WHEN I ARRIVED in Hong Kong in 2011 I promptly settled into a flat at the meeting of Rutter Street and Pound Lane in Sheung Wan. Para Site was just down the hill, about 45 seconds by foot. It had been there already for 17 years. Coincidentally, we are both leaving at the same time: I from Hong Kong entirely with an uncertain return date, if any, while Para Site shifts to bigger digs across town to accommodate their increasingly ambitious, exuberant exhibitions.
Kwan Sheung Chi’s week-long durational performance The 21st Century Undead Coterie of Contemporary Art at Para Site marks the organization’s transition out of its old location. The front façade of the gallery has been removed, as if the building were being dismantled piece by piece before the big move. Kwan occupies the ground floor, with a series of events, including film screenings, that address the themes of time and change. He rearranges his sleeping patterns to coincide with daylight hours. His performance invites reflection on the nature of change: its origin, its energy, and its measurement. What adds gravitas to this meditation is that his performance also coincides with the mid-autumn festival’s nod to the loops of the lunar cycle; the winding down of the ghost festival and retreat of the wandering lost souls of the past from the city; and charged hopes around “this-worldly” changes to the electoral system and the redistribution of political power within the Special Administrative Region. I want to contribute in a small way to this reflection on change, and to add examples to the already packed table through a miniature history of the changes both Para Site and I have witnessed in our shared corner of Sheung Wan over the past three years.

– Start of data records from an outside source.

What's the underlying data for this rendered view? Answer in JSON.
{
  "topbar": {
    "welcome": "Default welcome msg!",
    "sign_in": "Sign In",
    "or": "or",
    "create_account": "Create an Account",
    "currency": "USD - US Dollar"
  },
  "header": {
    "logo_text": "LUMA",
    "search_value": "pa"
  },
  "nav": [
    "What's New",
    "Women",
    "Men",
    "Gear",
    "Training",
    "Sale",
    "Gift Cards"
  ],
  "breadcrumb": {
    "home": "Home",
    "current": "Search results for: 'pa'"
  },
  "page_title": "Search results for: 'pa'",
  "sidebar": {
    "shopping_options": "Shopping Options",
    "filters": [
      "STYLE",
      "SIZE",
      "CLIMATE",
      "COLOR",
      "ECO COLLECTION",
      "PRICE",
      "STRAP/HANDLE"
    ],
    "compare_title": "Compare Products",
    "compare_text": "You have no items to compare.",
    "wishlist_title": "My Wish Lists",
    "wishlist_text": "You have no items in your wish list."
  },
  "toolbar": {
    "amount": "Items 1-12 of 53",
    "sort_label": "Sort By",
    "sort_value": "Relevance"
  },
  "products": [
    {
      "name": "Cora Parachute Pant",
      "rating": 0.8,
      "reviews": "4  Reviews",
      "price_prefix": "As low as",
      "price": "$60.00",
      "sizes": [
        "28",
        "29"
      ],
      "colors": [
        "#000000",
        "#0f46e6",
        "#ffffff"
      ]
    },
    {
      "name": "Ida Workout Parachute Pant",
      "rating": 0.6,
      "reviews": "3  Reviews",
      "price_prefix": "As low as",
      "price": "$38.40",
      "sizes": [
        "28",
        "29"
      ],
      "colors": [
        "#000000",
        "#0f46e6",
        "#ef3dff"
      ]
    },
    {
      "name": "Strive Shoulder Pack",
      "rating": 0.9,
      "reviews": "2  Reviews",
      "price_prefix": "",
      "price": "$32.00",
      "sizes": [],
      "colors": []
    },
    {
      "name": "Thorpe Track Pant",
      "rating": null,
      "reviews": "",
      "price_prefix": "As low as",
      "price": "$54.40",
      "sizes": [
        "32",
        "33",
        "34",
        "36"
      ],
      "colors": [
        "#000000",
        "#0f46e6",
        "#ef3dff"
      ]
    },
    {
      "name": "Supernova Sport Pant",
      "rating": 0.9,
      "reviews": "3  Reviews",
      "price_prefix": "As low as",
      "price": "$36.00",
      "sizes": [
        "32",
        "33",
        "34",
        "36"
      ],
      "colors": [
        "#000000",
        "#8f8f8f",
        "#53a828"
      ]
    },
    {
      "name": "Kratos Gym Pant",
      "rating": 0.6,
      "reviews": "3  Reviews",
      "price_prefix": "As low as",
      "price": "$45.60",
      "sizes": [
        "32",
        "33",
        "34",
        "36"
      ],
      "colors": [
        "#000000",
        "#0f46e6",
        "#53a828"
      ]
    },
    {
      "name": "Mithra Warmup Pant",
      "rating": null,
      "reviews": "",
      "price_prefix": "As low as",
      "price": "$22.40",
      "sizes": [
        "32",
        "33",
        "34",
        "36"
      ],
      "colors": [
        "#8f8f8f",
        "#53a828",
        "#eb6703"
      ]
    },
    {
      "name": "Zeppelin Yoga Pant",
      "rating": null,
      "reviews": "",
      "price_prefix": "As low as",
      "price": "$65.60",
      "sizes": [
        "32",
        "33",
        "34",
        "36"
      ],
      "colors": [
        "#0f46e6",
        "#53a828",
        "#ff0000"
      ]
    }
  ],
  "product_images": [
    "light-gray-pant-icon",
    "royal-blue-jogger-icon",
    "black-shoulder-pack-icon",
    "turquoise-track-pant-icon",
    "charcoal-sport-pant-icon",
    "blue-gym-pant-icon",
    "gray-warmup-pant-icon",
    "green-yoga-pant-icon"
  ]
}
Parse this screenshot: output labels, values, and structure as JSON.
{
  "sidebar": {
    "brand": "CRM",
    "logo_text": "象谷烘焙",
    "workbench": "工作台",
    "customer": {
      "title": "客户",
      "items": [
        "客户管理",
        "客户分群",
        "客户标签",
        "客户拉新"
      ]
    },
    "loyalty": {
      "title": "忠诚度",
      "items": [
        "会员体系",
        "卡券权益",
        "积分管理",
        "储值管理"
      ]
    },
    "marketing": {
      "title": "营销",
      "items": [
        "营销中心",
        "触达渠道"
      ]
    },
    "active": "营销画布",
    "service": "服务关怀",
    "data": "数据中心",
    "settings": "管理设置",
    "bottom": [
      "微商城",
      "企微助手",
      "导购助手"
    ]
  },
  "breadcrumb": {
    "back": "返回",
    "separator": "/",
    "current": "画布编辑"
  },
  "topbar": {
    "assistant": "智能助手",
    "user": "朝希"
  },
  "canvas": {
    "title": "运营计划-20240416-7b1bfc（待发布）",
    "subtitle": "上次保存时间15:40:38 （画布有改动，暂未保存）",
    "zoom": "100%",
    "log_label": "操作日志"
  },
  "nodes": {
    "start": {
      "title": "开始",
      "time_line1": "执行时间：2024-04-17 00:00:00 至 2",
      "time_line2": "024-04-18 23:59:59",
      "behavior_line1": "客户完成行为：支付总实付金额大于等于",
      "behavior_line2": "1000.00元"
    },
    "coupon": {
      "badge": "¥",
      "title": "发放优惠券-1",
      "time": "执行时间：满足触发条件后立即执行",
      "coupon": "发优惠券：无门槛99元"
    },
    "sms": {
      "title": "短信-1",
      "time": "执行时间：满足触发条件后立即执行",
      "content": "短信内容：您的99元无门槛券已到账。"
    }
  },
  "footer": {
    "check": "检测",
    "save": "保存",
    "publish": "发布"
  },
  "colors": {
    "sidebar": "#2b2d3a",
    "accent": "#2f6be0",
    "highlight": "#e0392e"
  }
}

One night I was sitting on the windowsill two shops away from Para Site on Po Yan Street between Hollywood and Tai Ping Shan, and began chatting with an older woman. It was two years ago, around the time of the ghost festival. She told me about ghosts. “Nothing ever dies,” she said. “Things only change their form. To live in a world full of ghosts means that you live with a past that is not truly past. It is not dead, but always with us. What anthropologists call ritual around the dead here in Hong Kong is really just a way of doing history, of living with the past. Living with the past is the same as learning to live with neighbors, kids, husbands or wives. What is mysterious and troubling is not the ghost but the agent of selection: what makes one form change into another? How do I know if I will become a tree or a ghost when I die? This is the terrifying mystery.”
Beside Para Site, uphill on the corner of Po Yan Street and New Street, was a convenience store. They would lay down flattened cardboard on the inside of the threshold so that your feet would gently crush its corrugations. Inside they had the largest pile of adult diapers I’ve ever seen, from floor to ceiling. No doubt this was the supply for Tung Wah Hospital across the street. They have now been replaced by an Australian clothing shop selling trendy, infantilizing ballet shoes for everyday wear. The colors of the shop and everything in it are pastel with a home magazine vibe, no doubt comforting to some. I rarely see anyone inside.
The furniture maker in the building adjacent to mine on Pound Lane and Tai On Terrace was replaced by the pretentiously named Gourmet Shop, which the owners understood to mean selling American peanut butter and Japanese seaweed. My neighbor, who was going through family troubles about a year and a half ago, would sit on their stoop drunk in the middle of the day, embarrassing the customers at the posh Viennese café next door, which opened a few months after my arrival. I’ve noticed that when people are consuming posh things, they really don’t like to witness the unpolished dimensions of life. The gourmet place closed down and my neighbor seems to have sobered up.
The gourmet place was then replaced by a yoga studio. It commissioned a graffitied façade so as to impress the neighborhood with its imported street cred. Two years ago people made furniture; now people in very tight athletic wear began parading their bodies as ornaments affixed to narcissistic aspirations of toning and health. Before, it used to smell like fabric glue, and the furniture maker wore blue work pants and cheap shoes, smoking while driving staples from a gun into upholstery.
It’s been hard for me to watch almost all of these changes because their motivating forces are the restless, superficial values of contemporary consumer capitalism. For this system, change is always banal: from perfume to pillow shop, from salted seaweed to hip hop yoga classes. As Para Site and I move on, the manic unsettling forces of superficial change will surely continue at their ever delusional pace, rearranging Sheung Wan—for the worse.
Kwan Sheung Chi has transformed the ground floor of Para Site into his temporary home. With its façade removed, he has divided the inside from outside with a thick black curtain. The inside is dark and cold, with the minimal furniture necessary to support an everyday life reduced to sleeping, drinking, and watching movies. He’s not eating, smoking or making love (though he does, unfortunately, have the internet, which threatens the legitimacy of the project!). The interior space throbs with lights that slowly change color and a clock lying flat on a spinning turntable that interpenetrates repetition with difference. Kwan returns us to our initial question, in Sheung Wan and beyond: what makes change? What is the mechanism of selection at work? What is a difference that makes a difference?